Incisional hernias develop in approximately 15 percent of patients after surgery. The most common sign that you have an incisional hernia is a bulge near your incision site. It is most noticeable when you stand up, cough, lift something heavy or strain your abdominal muscles. 

Incisional hernias are more common after emergency surgery or surgeries that require a large incision. The hernia may not heal well if the edges of the incision are not properly aligned. 

When to seek care for an incisional hernia? 

Incisional hernias do not heal on their own. If you develop an incisional hernia, contact an experienced hernia surgeon. Your hernia surgeon can develop a customized treatment plan for your individual case. 

Epigastric hernia 

Epigastric hernias are bulges in the upper abdominal wall, known as the epigastrium. The epigastrium is located above the bellybutton, but below the breastbone. While most epigastric hernias are small with only the abdomen lining breaking through the weak muscle tissue, larger epigastric hernias may develop where fatty tissue or stomach tissue pushes through the wall. 

Many people do not even realize they have a small epigastric hernia because they do not cause any problems and only appear at certain times. 

An epigastric hernia may be present at birth or develop from pregnancy, chronic coughing, heavy lifting, intensive training or physical labor. 

When to seek care for an epigastric hernia? 

An epigastric hernia will not heal on its own. Eventually, complications that develop may require you to have surgery to repair the hernia. Surgery is the only recommended treatment to repair an epigastric hernia, even in infants. 

Seek immediate emergency treatment if you develop severe abdominal pain accompanied by fever, difficulty urinating or nausea. These symptoms may indicate a bowel blockage. 

Take the Next Step:

Choose the Hernia Center of Northeast Georgia Medical Center for your hernia repair .

Learn more on the Hernia Center of Northeast Georgia Medical Center website or by calling 770-219-4040

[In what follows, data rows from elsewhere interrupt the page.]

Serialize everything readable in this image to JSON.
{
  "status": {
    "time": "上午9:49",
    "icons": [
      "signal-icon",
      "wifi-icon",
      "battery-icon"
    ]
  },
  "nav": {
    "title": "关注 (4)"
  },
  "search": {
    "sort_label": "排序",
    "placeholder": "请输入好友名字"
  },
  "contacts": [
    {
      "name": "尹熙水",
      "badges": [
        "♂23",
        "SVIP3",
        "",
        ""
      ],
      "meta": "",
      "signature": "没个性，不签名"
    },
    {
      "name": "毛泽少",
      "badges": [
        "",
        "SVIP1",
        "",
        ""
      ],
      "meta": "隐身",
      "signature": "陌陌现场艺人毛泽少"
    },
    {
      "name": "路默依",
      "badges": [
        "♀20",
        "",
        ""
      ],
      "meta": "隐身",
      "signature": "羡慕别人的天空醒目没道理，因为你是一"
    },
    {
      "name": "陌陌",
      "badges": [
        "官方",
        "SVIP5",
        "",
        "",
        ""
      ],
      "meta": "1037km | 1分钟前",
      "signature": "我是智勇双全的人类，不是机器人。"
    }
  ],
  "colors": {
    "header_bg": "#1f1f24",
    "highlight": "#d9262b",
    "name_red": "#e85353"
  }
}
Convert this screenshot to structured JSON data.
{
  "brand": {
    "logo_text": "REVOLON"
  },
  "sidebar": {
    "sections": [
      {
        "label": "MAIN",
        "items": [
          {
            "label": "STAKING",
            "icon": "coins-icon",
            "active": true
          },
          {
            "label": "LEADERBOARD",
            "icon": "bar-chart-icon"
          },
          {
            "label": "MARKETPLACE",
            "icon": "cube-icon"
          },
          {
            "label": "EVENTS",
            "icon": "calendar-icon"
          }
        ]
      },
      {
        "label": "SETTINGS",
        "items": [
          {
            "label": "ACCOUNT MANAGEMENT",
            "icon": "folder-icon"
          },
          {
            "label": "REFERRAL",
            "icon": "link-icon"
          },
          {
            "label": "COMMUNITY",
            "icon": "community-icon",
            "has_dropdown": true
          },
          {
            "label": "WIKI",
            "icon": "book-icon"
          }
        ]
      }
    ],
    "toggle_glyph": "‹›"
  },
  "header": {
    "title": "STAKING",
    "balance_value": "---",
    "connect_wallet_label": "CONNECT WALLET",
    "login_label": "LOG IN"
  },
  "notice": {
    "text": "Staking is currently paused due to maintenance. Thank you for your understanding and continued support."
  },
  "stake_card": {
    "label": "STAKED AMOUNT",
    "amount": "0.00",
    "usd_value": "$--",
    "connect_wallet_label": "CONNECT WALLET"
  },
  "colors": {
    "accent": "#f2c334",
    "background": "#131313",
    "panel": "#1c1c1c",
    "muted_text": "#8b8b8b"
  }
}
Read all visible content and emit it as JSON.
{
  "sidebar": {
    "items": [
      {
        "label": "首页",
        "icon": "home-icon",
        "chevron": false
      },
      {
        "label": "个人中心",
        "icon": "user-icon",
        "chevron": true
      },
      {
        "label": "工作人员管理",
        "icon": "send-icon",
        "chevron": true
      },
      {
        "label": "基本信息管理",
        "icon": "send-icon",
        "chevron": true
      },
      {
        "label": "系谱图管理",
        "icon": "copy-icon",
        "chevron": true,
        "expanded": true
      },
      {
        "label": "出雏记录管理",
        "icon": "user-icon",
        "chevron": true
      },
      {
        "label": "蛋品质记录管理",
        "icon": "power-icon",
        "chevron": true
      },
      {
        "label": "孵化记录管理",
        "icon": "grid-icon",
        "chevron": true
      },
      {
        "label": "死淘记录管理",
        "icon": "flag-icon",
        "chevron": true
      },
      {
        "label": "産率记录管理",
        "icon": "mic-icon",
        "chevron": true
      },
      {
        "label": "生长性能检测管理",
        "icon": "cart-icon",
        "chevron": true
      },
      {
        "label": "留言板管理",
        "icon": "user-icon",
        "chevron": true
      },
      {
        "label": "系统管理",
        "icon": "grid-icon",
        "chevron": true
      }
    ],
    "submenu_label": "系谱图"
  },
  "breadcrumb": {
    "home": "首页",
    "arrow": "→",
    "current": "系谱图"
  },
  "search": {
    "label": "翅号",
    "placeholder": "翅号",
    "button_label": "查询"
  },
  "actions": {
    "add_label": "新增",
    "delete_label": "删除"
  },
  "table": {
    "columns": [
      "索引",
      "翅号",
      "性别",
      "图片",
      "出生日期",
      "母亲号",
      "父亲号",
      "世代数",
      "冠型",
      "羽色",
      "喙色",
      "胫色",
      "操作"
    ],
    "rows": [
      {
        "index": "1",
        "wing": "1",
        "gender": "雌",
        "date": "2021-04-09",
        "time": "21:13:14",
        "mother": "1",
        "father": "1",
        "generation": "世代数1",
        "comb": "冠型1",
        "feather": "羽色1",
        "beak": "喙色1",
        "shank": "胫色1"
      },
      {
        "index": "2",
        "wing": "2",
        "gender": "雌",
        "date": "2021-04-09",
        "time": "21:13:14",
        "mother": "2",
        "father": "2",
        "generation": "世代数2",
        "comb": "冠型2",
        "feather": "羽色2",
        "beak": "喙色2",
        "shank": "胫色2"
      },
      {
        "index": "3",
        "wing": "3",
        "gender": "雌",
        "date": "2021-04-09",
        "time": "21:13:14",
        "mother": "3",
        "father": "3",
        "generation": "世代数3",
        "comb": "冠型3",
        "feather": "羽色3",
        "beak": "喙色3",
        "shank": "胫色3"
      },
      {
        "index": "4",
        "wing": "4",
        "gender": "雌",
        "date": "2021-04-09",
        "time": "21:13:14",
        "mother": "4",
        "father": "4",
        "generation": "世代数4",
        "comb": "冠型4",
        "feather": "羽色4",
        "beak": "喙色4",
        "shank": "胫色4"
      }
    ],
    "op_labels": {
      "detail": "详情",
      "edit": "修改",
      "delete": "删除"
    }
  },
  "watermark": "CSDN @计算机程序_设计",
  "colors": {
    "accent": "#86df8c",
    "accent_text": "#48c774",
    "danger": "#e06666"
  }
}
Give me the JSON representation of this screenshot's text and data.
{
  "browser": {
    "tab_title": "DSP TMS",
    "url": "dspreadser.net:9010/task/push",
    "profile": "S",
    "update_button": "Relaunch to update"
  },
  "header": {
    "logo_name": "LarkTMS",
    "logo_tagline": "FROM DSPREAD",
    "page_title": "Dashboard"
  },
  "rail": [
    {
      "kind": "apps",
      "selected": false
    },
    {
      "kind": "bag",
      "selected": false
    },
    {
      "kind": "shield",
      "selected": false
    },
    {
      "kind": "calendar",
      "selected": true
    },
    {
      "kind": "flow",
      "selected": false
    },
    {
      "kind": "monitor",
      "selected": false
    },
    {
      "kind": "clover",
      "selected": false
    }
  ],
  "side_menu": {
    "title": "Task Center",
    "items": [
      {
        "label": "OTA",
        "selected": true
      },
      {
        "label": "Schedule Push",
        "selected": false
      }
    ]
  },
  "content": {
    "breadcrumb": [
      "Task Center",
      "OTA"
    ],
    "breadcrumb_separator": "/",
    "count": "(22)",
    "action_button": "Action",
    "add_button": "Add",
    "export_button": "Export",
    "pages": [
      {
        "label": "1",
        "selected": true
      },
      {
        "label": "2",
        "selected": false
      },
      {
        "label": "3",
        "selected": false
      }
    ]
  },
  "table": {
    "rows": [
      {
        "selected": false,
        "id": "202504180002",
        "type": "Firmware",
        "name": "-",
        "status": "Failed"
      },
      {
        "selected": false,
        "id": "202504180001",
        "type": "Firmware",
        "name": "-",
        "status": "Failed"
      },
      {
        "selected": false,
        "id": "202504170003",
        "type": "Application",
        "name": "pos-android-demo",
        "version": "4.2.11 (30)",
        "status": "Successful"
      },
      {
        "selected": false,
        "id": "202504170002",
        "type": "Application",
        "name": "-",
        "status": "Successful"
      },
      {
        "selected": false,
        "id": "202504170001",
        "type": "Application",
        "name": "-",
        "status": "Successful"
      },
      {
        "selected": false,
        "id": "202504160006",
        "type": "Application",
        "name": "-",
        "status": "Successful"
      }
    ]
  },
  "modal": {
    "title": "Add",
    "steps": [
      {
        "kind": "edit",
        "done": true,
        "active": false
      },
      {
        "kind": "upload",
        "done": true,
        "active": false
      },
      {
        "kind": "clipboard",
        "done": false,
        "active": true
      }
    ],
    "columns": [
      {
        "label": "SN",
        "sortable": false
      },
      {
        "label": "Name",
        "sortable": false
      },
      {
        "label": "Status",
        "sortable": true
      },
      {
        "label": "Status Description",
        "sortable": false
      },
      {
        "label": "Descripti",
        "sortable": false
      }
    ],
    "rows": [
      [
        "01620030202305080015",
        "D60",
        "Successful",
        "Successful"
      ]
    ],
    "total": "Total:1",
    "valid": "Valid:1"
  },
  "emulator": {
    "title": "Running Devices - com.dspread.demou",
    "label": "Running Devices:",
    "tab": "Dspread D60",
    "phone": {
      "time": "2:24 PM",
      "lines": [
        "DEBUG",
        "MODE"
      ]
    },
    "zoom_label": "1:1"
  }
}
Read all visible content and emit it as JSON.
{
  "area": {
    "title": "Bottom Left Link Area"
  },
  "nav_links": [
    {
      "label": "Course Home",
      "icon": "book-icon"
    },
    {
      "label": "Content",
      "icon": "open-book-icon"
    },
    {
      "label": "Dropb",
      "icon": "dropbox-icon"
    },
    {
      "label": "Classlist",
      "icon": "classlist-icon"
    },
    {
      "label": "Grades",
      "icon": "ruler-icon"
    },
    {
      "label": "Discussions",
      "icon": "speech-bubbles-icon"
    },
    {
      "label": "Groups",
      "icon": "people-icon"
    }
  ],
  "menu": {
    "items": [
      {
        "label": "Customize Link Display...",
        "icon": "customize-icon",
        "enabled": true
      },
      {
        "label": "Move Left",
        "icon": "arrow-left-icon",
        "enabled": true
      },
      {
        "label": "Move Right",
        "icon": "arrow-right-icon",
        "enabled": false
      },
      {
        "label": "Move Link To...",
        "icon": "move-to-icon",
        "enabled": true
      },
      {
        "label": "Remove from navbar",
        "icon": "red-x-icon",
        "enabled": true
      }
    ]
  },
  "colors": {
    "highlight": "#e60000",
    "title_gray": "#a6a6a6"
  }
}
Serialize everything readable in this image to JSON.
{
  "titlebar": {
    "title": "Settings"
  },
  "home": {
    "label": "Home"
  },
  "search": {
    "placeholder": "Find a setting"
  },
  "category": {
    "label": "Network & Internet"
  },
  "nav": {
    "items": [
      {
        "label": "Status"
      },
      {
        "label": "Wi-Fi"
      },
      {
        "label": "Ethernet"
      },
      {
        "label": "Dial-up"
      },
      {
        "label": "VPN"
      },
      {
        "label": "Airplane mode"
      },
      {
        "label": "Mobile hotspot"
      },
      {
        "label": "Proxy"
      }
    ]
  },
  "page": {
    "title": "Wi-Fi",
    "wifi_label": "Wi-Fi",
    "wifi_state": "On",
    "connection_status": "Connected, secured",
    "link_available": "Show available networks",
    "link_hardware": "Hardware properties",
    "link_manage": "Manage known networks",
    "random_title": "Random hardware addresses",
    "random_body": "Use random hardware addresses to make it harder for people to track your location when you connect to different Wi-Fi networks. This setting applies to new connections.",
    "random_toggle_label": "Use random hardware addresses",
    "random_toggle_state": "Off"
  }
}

The Hernia Center of Northeast Georgia Medical Center (NGMC) is recognized by Surgical Review Corporation as a Center of Excellence for its commitment to providing the highest quality of care for patients who undergo hernia surgery.  

As a designated Center of Excellence for Hernia Surgery, NGMC’s surgical outcomes are higher than the national average, while our complication rates remain much lower. Our experienced surgeons have performed more than 5,200 minimally invasive hernia repairs and more than 1,200 robotic hernia repairs using the da Vinci surgical system.